No, they aren't, but it's easy to see how they would sound similar to the ear of a Japanese speaker.
In American English, a /t/ between two vowels is realised as an alveolar flap, transcribed like this : /t̬/. It's a light tap sound, when the tongue briefly touches the ridge behind the teeth on the roof or the mouth.
It's understandable that a Japanese speaker might interpret this alveolar flap as an 'l' or an 'r', as the nearest Japanese sound to 'l' and 'r' is also an alveolar consonant ( the sound at the beginning of 'roku', for example). But it's actually a kind of light 'd' sound. In fact, one of the names for this allophone is 'quick d'. It certainly sounds like a 'd' to native English speakers with other accents.

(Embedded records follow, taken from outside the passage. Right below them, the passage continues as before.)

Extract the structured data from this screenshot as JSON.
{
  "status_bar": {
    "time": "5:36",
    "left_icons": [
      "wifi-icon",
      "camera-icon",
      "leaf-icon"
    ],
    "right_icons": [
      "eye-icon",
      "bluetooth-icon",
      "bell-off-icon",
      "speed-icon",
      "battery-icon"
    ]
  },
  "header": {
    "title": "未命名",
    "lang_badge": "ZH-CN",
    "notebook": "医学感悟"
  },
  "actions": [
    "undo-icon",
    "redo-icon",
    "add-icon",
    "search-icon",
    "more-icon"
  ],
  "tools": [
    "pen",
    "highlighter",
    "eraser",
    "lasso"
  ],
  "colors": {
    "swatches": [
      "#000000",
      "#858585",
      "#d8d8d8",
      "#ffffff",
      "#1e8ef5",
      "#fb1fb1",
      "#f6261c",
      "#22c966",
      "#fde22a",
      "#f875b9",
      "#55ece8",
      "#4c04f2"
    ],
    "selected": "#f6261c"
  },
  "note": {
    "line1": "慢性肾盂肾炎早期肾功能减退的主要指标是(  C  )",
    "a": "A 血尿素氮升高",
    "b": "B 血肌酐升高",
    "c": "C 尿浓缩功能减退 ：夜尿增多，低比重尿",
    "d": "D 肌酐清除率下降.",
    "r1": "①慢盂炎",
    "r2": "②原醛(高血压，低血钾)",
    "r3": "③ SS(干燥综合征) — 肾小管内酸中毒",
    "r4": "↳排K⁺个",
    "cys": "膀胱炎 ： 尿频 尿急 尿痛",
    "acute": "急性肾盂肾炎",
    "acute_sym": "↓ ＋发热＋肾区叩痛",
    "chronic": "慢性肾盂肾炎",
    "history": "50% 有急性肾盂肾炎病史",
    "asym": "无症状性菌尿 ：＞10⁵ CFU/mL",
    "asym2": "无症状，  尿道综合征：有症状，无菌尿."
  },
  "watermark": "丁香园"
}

Take a look at this page below. It's quite helpful in explaining the different ways that 't' can be realised: